What Annoys Jeff this Week?

1. Dinner time. After eight months of mostly working from home, I can report faithfully that there are many things that annoy me about days I have to go to the office. I could fill whole steamships with that particular list, but I currently find none more objectionable than the fact that on days when I’m in the actual office, dinner is not on the table promptly at 5 PM. I’m just assuming I’m finding that more onerous that usual because  we’re racing towards the winter solstice and the early evening darkness shades just about everything these days.

2. Canine behavior. For two days this week, Jorah was inexplicably afraid of going outside. He’d get to the door and freeze, tail tucked and hunkered down. Given the great speed at which he would normally race out the door and cut a muddy swath through the yard, kicking up clods of earth in his wake, you can say it’s a highly unusual situation. I’ve spent most of my adult life with dogs, but I’m not sure I’ll ever firmly grasp what they’ve got going on between those furry little ears sometimes. I’m sure, whatever the reason, it made perfectly good sense to him at the time.

3. Black Friday. I’m getting a metric shit ton of ads for Black Friday sales. Is Black Friday shopping even still a thing? I mean even before the Great Plague, there weren’t many deals at a brick and mortar location that couldn’t be equaled or bested online… and in those few cases where it couldn’t, the convenience of having the item dropped directly on my front porch beat the marginal extra cost every time. Now, here in throws of a plague year, I’m amazed at the pretense that stores and malls will be filled with eager shoppers still waddling off their 7500 calorie Thanksgiving dinner.  Maybe I’m misreading the room, but as far as I’m concerned 2020 is the year of “if I can’t find it online, preferably with two day delivery, I don’t want it.”

Not quite a teenager…

I’m an early riser. I like to blame the yearly days of my career when crawling out of bed at four in the morning was the only way to (usually) beat the worst of the day’s traffic heading into DC. That old 6:30 AM – 3:00 PM is still my favorite, though I haven’t worked it in years because various bosses have seemed to want people in their cubes as late into the afternoon as possible. From my seat, it’s always been the earlier in the day you can get out of the office, the better the day overall. 

As much as I want to blame a job I haven’t had for almost 15 years for doing this to me, I really do like the mornings. It’s a few hours of enjoying the world before other people wake up and ruin the experience.

Maggie, an ever loyal and supportive chocolate lab, is usually game for being awake and moving. She’s never far from my side, gamely following along whether it’s cooking breakfast, sitting with a steaming cup of coffee on the porch on a cool fall morning, or working through email long before the sun’s up. Jorah, though, couldn’t be more of a contrast – a case study in “not a morning person.” He’ll grudgingly get up at 4:30 for the promise of breakfast, but lately he’s added a new trick to his repertoire.

After breakfast has been served and he’s patrolled the house while I’m showering, Jorah sneaks back to bed.
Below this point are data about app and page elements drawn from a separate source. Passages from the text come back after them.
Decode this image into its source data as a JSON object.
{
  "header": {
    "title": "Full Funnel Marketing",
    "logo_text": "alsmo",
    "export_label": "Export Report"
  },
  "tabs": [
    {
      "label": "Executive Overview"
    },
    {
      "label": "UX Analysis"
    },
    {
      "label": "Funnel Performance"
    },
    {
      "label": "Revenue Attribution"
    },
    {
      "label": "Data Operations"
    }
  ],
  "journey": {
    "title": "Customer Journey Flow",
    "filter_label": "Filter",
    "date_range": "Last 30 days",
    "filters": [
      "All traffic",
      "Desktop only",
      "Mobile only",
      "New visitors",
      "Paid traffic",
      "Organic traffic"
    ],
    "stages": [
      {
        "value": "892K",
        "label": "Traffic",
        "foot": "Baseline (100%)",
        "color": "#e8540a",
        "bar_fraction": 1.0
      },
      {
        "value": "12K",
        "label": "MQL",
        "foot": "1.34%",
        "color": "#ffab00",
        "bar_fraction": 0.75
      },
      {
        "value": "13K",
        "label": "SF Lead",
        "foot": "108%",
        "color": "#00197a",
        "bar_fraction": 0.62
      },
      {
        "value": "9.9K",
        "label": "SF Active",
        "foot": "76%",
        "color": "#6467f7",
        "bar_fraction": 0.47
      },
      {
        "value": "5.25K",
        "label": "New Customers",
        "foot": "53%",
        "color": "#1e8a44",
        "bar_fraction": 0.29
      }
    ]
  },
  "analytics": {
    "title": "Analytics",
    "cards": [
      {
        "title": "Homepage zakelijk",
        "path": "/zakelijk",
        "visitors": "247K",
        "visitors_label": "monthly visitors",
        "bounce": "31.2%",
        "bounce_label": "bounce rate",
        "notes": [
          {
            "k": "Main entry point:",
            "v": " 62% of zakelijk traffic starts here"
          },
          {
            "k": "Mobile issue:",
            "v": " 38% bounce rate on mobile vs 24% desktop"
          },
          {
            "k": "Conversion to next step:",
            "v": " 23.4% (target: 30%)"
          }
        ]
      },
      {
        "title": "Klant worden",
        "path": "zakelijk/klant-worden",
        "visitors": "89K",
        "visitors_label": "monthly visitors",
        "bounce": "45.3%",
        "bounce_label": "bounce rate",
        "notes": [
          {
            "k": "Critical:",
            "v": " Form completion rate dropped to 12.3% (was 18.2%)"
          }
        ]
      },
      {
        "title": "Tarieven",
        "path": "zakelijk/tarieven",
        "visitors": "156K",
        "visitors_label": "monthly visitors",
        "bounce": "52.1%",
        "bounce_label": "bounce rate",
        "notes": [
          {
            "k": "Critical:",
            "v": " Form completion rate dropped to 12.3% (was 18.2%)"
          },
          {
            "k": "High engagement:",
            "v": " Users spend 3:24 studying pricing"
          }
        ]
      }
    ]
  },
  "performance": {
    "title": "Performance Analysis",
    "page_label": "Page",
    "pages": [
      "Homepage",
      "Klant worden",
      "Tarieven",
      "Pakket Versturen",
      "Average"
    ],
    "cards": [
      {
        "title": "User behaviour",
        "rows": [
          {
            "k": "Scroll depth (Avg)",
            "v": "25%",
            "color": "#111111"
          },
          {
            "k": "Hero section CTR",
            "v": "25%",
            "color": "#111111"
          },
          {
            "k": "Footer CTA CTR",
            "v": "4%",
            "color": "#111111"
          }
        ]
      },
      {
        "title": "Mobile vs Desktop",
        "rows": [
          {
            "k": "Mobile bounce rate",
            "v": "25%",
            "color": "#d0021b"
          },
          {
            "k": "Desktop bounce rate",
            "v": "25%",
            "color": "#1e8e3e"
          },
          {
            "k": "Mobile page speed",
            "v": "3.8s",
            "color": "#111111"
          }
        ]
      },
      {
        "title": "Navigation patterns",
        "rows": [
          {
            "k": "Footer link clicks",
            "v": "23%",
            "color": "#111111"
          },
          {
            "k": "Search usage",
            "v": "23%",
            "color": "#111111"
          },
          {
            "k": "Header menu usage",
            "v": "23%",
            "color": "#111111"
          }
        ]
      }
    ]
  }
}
Any of the five dog beds aren’t good enough, of course. He finds is way to my bed before burrowing into the covers and catching another hour or 90 minutes of sleep before really coming out to start his day.

We’ll see if this is a short-lived fluke or if it’s going to become part of his established routine. The only thing that’s certain is that the youngest member of the household appears to not share a love of mornings with the rest of us. Thank God he’s still fully supportive of our geriatric bedtime, so it’s not quite like having my own teenager.